*Work task:*
Could you restate all of the records exactly, leaving out the pictures?

*Source records:*
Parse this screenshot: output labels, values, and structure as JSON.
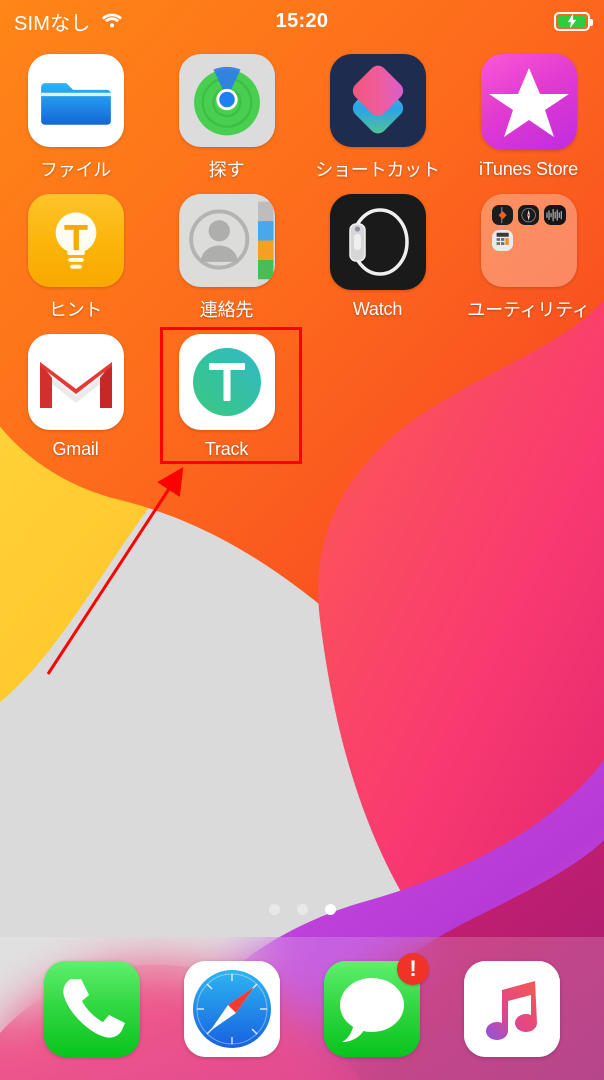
{
  "status_bar": {
    "carrier": "SIMなし",
    "wifi_icon": "wifi-icon",
    "time": "15:20",
    "battery_icon": "battery-charging-icon",
    "battery_color": "#2ecc3f"
  },
  "home_screen": {
    "apps": [
      {
        "label": "ファイル",
        "icon": "files-icon"
      },
      {
        "label": "探す",
        "icon": "find-my-icon"
      },
      {
        "label": "ショートカット",
        "icon": "shortcuts-icon"
      },
      {
        "label": "iTunes Store",
        "icon": "itunes-store-icon"
      },
      {
        "label": "ヒント",
        "icon": "tips-icon"
      },
      {
        "label": "連絡先",
        "icon": "contacts-icon"
      },
      {
        "label": "Watch",
        "icon": "watch-icon"
      },
      {
        "label": "ユーティリティ",
        "icon": "utilities-folder-icon"
      },
      {
        "label": "Gmail",
        "icon": "gmail-icon"
      },
      {
        "label": "Track",
        "icon": "track-icon"
      }
    ],
    "utilities_folder_contents": [
      "measure-icon",
      "compass-icon",
      "voice-memos-icon",
      "calculator-icon"
    ],
    "page_dots": {
      "total": 3,
      "active_index": 2
    }
  },
  "dock": {
    "apps": [
      {
        "label": "Phone",
        "icon": "phone-icon",
        "badge": ""
      },
      {
        "label": "Safari",
        "icon": "safari-icon",
        "badge": ""
      },
      {
        "label": "Messages",
        "icon": "messages-icon",
        "badge": "!"
      },
      {
        "label": "Music",
        "icon": "music-icon",
        "badge": ""
      }
    ]
  },
  "annotation": {
    "highlight_color": "#ff0000",
    "highlight_target": "Track",
    "arrow_color": "#ff0000"
  },
  "track_app": {
    "letter": "T",
    "gradient_from": "#3dc98c",
    "gradient_to": "#35b9c4"
  }
}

*Reply:*
Parse this screenshot: output labels, values, and structure as JSON.
{
  "status_bar": {
    "carrier": "SIMなし",
    "wifi_icon": "wifi-icon",
    "time": "15:20",
    "battery_icon": "battery-charging-icon",
    "battery_color": "#2ecc3f"
  },
  "home_screen": {
    "apps": [
      {
        "label": "ファイル",
        "icon": "files-icon"
      },
      {
        "label": "探す",
        "icon": "find-my-icon"
      },
      {
        "label": "ショートカット",
        "icon": "shortcuts-icon"
      },
      {
        "label": "iTunes Store",
        "icon": "itunes-store-icon"
      },
      {
        "label": "ヒント",
        "icon": "tips-icon"
      },
      {
        "label": "連絡先",
        "icon": "contacts-icon"
      },
      {
        "label": "Watch",
        "icon": "watch-icon"
      },
      {
        "label": "ユーティリティ",
        "icon": "utilities-folder-icon"
      },
      {
        "label": "Gmail",
        "icon": "gmail-icon"
      },
      {
        "label": "Track",
        "icon": "track-icon"
      }
    ],
    "utilities_folder_contents": [
      "measure-icon",
      "compass-icon",
      "voice-memos-icon",
      "calculator-icon"
    ],
    "page_dots": {
      "total": 3,
      "active_index": 2
    }
  },
  "dock": {
    "apps": [
      {
        "label": "Phone",
        "icon": "phone-icon",
        "badge": ""
      },
      {
        "label": "Safari",
        "icon": "safari-icon",
        "badge": ""
      },
      {
        "label": "Messages",
        "icon": "messages-icon",
        "badge": "!"
      },
      {
        "label": "Music",
        "icon": "music-icon",
        "badge": ""
      }
    ]
  },
  "annotation": {
    "highlight_color": "#ff0000",
    "highlight_target": "Track",
    "arrow_color": "#ff0000"
  },
  "track_app": {
    "letter": "T",
    "gradient_from": "#3dc98c",
    "gradient_to": "#35b9c4"
  }
}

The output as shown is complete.